A posthumous Oscar is the dead man’s Oscar. Dictionary.com defines posthumous as: “arising, occurring, or continuing after one's death.” The Oscars are the most prestigious award anyone in the Hollywood business can receive. Sadly, Hollywood doesn’t like to hug the dead. With less than a handful of nominations for a posthumous Oscar, it may be the rarest award a deceased person has ever won.
It is so infrequent that anyone even gets nominated for it, let alone win it. It takes a performance like Heath Ledger’s as The Joker in The Dark Knight. He won a Posthumous Oscar at the 2009 Oscars for Best Supporting Actor.

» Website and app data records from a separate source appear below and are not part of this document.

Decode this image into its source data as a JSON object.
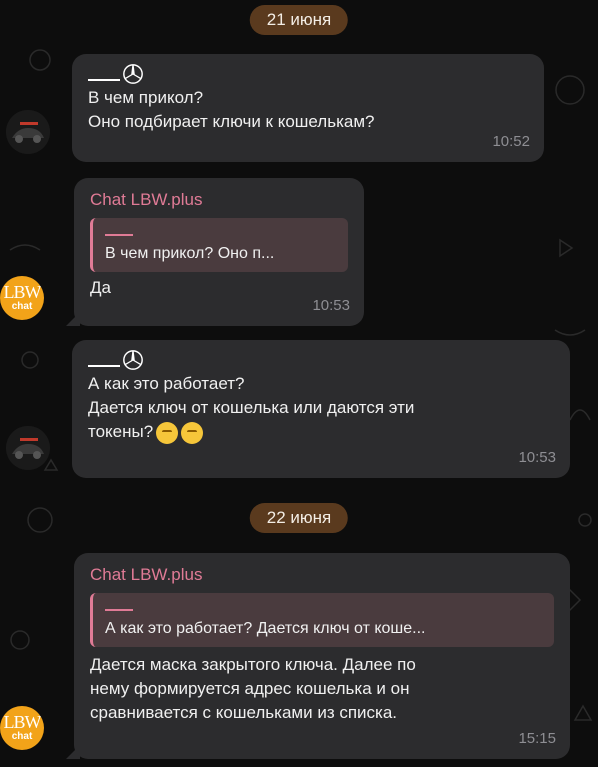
{
  "dates": [
    "21 июня",
    "22 июня"
  ],
  "messages": [
    {
      "sender_decoration": "mercedes-logo",
      "text": "В чем прикол?\nОно подбирает ключи к кошелькам?",
      "time": "10:52"
    },
    {
      "chat_name": "Chat LBW.plus",
      "quote": "В чем прикол?  Оно п...",
      "text": "Да",
      "time": "10:53"
    },
    {
      "sender_decoration": "mercedes-logo",
      "text": "А как это работает?\nДается ключ от кошелька или даются эти\nтокены?",
      "emojis": [
        "thinking-face-emoji",
        "monocle-face-emoji"
      ],
      "time": "10:53"
    },
    {
      "chat_name": "Chat LBW.plus",
      "quote": "А как это работает?  Дается ключ от коше...",
      "text": "Дается маска закрытого ключа. Далее по\nнему формируется адрес кошелька и он\nсравнивается с кошельками из списка.",
      "time": "15:15"
    }
  ],
  "avatar_lbw": {
    "top": "LBW",
    "bottom": "chat"
  },
  "colors": {
    "bubble": "#2c2c2e",
    "chat_name": "#e07b96",
    "date_pill": "#5a3a1e",
    "lbw_avatar": "#f2a319"
  }
}
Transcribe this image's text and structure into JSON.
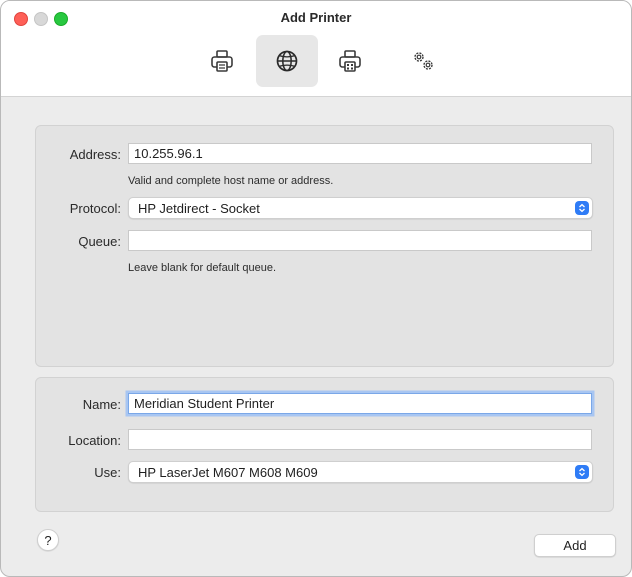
{
  "window": {
    "title": "Add Printer"
  },
  "toolbar": {
    "items": [
      {
        "icon": "printer-icon",
        "active": false
      },
      {
        "icon": "globe-icon",
        "active": true
      },
      {
        "icon": "fax-icon",
        "active": false
      },
      {
        "icon": "gears-icon",
        "active": false
      }
    ]
  },
  "connection": {
    "address_label": "Address:",
    "address_value": "10.255.96.1",
    "address_hint": "Valid and complete host name or address.",
    "protocol_label": "Protocol:",
    "protocol_value": "HP Jetdirect - Socket",
    "queue_label": "Queue:",
    "queue_value": "",
    "queue_hint": "Leave blank for default queue."
  },
  "details": {
    "name_label": "Name:",
    "name_value": "Meridian Student Printer",
    "location_label": "Location:",
    "location_value": "",
    "use_label": "Use:",
    "use_value": "HP LaserJet M607 M608 M609"
  },
  "footer": {
    "help_label": "?",
    "add_label": "Add"
  },
  "colors": {
    "accent": "#2f7cf6",
    "close": "#fe5f57",
    "maximize": "#28c840",
    "focus_ring": "#a8c6f2"
  }
}
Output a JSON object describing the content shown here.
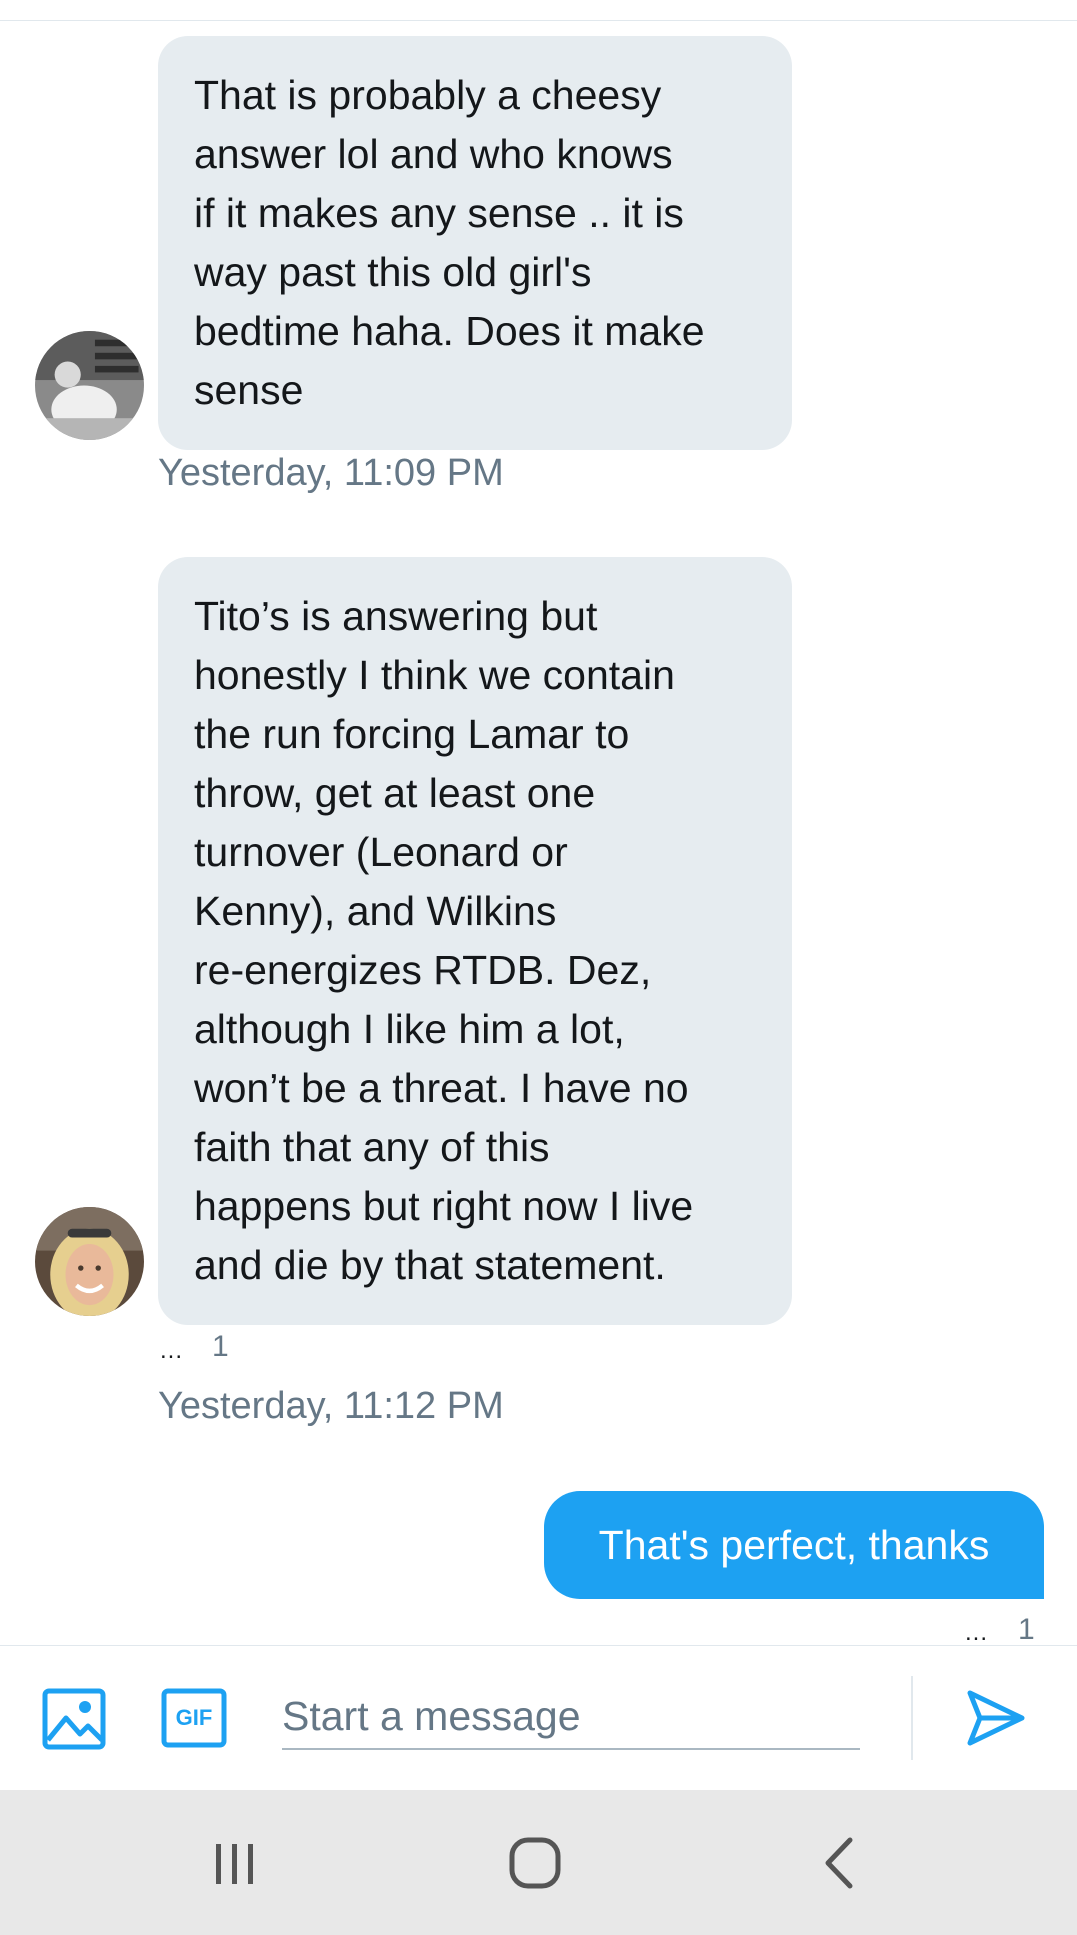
{
  "messages": [
    {
      "direction": "incoming",
      "lines": [
        "That is probably a cheesy",
        "answer lol and who knows",
        "if it makes any sense .. it is",
        "way past this old girl's",
        "bedtime haha. Does it make",
        "sense"
      ],
      "timestamp": "Yesterday, 11:09 PM"
    },
    {
      "direction": "incoming",
      "lines": [
        "Tito’s is answering but",
        "honestly I think we contain",
        "the run forcing Lamar to",
        "throw, get at least one",
        "turnover (Leonard or",
        "Kenny), and Wilkins",
        "re-energizes RTDB. Dez,",
        "although I like him a lot,",
        "won’t be a threat. I have no",
        "faith that any of this",
        "happens but right now I live",
        "and die by that statement."
      ],
      "reaction_dots": "...",
      "reaction_count": "1",
      "timestamp": "Yesterday, 11:12 PM"
    },
    {
      "direction": "outgoing",
      "text": "That's perfect, thanks",
      "reaction_dots": "...",
      "reaction_count": "1"
    }
  ],
  "composer": {
    "placeholder": "Start a message",
    "image_icon": "image-icon",
    "gif_label": "GIF",
    "send_icon": "send-icon"
  },
  "navbar": {
    "recents_icon": "recents-icon",
    "home_icon": "home-icon",
    "back_icon": "back-icon"
  },
  "colors": {
    "accent": "#1da1f2",
    "bubble_incoming": "#e6ecf0",
    "secondary_text": "#657786"
  }
}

Although critics and veterans were shaking their heads, and Comic Book movies are hardly ever on the list... he won. Only one other actor has ever actually won a posthumous Oscar, Peter Finch, for Network.
Jeanne Eagels was the first nominee for a posthumous Oscar. She was nominated for Best Actress for The Letter (1929). Sidney Howard was the first person to actually win a posthumous Oscar. Howard died in a tractor accident on his farm months before his film came out. In 1939 he won an Academy Award for Writing Adapted Screenplay for Gone with the Wind. One person has even been nominated twice for a posthumous Oscar, James Dean. Once for Best Actor in East of Eden (1955) and again for Best Actor in Giant (1956). Back in the Red Scare era there were two writers who had written a screenplay that won an Oscar. However, they were on the Hollywood Blacklist, so they didn’t get to win the prestigious award while still alive. Instead it went to a person who not only did not write the screenplay, but didn’t even speak English, Pierre Boulle. Boulle was the writer of the novel that the movie was based on. The duo was later given posthumous Oscars, Carl Foreman and Michael Wilson, for Bridge on the River Kwai (1957). (IMDB)

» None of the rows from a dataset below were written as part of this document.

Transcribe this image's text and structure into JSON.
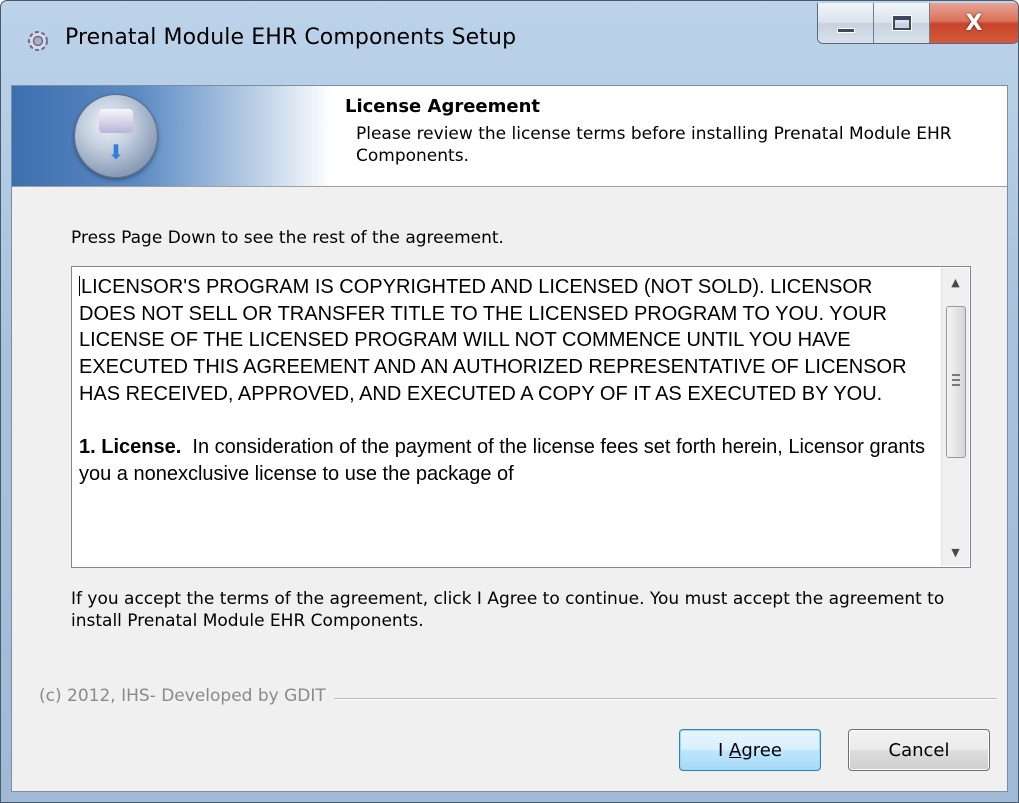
{
  "window": {
    "title": "Prenatal Module EHR Components Setup",
    "close_glyph": "X",
    "icons": {
      "app": "setup-gear-icon",
      "minimize": "minimize-icon",
      "maximize": "maximize-icon",
      "close": "close-icon"
    }
  },
  "header": {
    "title": "License Agreement",
    "subtitle": "Please review the license terms before installing Prenatal Module EHR Components.",
    "icon": "installer-disk-icon"
  },
  "hint": "Press Page Down to see the rest of the agreement.",
  "license": {
    "paragraph1": "LICENSOR'S PROGRAM IS COPYRIGHTED AND LICENSED (NOT SOLD). LICENSOR DOES NOT SELL OR TRANSFER TITLE TO THE LICENSED PROGRAM TO YOU. YOUR LICENSE OF THE LICENSED PROGRAM WILL NOT COMMENCE UNTIL YOU HAVE EXECUTED THIS AGREEMENT AND AN AUTHORIZED REPRESENTATIVE OF LICENSOR HAS RECEIVED, APPROVED, AND EXECUTED A COPY OF IT AS EXECUTED BY YOU.",
    "section1_heading": "1. License.",
    "section1_text": "In consideration of the payment of the license fees set forth herein, Licensor grants you a nonexclusive license to use the package of"
  },
  "accept_text": "If you accept the terms of the agreement, click I Agree to continue. You must accept the agreement to install Prenatal Module EHR Components.",
  "footer_text": "(c) 2012, IHS- Developed by GDIT",
  "buttons": {
    "agree_prefix": "I ",
    "agree_accel": "A",
    "agree_suffix": "gree",
    "cancel": "Cancel"
  }
}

Posthumous Acting Nominations and Award(s):
- Jeanne Eagels - nominated for a Best Actress Oscar for The Letter (1928/29) posthumously
- James Dean - the only actor who was twice nominated (in two consecutive years) for a Best Actor Oscar after his death and lost, for East of Eden (1955), and Giant (1956)

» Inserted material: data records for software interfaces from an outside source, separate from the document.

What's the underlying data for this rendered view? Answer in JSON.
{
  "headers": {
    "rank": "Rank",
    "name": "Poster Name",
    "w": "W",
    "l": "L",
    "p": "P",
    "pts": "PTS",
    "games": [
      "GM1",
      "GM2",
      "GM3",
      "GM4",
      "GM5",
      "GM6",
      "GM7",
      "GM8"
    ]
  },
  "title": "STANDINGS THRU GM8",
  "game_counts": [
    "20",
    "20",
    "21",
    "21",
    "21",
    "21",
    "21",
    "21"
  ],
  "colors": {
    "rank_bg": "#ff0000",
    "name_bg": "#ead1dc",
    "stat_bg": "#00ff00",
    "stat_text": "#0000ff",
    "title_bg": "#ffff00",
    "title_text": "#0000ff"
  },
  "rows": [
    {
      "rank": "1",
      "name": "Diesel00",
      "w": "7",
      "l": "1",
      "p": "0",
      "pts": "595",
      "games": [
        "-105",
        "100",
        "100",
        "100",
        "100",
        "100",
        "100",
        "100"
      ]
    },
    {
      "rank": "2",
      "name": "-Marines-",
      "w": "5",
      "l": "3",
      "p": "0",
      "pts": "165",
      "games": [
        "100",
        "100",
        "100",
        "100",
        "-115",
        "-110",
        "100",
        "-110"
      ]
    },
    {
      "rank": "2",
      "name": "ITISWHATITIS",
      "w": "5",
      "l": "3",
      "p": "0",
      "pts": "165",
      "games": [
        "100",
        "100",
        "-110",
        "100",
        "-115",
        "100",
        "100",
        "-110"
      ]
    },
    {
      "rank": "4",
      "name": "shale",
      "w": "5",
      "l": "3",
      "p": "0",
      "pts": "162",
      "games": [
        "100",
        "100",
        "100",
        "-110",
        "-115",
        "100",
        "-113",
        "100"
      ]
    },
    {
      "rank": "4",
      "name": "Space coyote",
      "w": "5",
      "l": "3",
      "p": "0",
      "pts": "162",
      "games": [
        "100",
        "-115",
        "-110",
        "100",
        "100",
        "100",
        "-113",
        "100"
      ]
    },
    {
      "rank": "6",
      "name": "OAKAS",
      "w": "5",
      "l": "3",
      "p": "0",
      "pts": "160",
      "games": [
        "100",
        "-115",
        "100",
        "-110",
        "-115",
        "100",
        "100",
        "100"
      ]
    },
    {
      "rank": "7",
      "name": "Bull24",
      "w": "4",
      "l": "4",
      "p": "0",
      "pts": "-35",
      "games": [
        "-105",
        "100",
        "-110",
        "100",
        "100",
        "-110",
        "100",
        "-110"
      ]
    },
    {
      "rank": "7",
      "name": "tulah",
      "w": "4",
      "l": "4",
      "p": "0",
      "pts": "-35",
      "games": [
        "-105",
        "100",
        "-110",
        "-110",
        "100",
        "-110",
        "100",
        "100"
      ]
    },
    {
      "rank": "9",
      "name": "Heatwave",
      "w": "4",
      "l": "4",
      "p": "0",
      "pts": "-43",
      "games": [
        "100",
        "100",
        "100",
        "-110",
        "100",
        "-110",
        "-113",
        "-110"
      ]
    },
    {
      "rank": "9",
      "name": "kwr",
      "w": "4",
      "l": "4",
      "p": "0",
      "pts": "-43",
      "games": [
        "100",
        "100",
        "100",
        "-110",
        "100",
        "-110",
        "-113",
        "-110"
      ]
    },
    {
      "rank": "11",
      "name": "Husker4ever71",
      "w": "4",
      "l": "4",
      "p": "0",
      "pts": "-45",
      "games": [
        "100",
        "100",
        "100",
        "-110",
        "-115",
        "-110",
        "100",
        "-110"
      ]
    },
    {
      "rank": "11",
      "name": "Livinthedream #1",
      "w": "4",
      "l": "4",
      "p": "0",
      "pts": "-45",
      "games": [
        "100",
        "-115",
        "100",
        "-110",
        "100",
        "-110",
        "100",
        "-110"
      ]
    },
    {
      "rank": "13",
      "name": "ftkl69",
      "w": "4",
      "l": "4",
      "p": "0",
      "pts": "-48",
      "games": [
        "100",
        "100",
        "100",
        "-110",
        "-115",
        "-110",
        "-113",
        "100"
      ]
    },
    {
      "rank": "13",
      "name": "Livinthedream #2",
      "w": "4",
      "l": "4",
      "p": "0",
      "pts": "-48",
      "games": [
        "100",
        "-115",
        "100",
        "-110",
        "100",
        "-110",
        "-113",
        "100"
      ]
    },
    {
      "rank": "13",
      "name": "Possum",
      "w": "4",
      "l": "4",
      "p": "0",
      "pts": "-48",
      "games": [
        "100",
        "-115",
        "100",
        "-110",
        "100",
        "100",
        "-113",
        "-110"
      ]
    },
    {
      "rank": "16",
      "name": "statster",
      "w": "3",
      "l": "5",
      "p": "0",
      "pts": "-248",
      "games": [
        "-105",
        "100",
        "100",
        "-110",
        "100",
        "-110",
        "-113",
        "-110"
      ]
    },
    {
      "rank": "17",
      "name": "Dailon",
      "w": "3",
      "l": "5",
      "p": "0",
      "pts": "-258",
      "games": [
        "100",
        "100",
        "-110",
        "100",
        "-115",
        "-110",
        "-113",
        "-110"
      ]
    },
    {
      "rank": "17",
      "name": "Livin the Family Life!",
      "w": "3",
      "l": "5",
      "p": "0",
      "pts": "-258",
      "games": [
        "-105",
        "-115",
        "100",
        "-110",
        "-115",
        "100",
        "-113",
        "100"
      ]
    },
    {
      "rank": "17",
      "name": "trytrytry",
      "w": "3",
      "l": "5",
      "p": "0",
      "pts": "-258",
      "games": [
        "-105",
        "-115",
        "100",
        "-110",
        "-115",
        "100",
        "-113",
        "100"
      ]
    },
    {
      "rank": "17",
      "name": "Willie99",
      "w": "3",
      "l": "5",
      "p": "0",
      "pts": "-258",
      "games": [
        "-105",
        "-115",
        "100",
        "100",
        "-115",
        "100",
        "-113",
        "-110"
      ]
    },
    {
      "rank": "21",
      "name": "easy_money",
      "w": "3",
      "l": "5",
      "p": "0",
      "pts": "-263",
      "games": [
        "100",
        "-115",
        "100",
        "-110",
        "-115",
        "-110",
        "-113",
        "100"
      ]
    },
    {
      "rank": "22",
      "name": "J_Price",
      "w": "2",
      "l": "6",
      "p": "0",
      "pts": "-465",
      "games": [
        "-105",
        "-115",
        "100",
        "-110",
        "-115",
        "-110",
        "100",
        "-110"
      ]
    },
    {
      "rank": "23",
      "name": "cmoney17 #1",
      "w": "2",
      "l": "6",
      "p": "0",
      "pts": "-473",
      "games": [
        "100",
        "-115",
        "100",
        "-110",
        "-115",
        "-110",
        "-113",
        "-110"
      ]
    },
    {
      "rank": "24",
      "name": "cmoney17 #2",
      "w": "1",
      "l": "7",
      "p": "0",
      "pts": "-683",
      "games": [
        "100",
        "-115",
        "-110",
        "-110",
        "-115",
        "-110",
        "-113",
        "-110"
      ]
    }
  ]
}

- Spencer Tracy - nominated for a Best Actor Oscar for Guess Who's Coming to Dinner (1967) posthumously
- Peter Finch - was nominated for - and won the Best Actor Oscar for Network (1976) posthumously - Finch is the only performer to have won the Oscar after his death
- Ralph Richardson - nominated for a Best Supporting Actor Oscar for Greystoke: The Legend of Tarzan, Lord of the Apes (1984) posthumously
- Italian actor Massimo Troisi - nominated for a Best Actor Oscar for The Postman (Il Postino) (1995) posthumously
The “group of statuettes awarded annually by the Academy of Motion Picture Arts and Sciences for achievements in motion-picture production and performance,” (Dictionary.com) are long and boring to watch being handed out, but Hollywood loves them. That’s probably why Oscar voters are reluctant to hug the dead, they don’t love them THAT MUCH.
Congratulations Heath Ledger.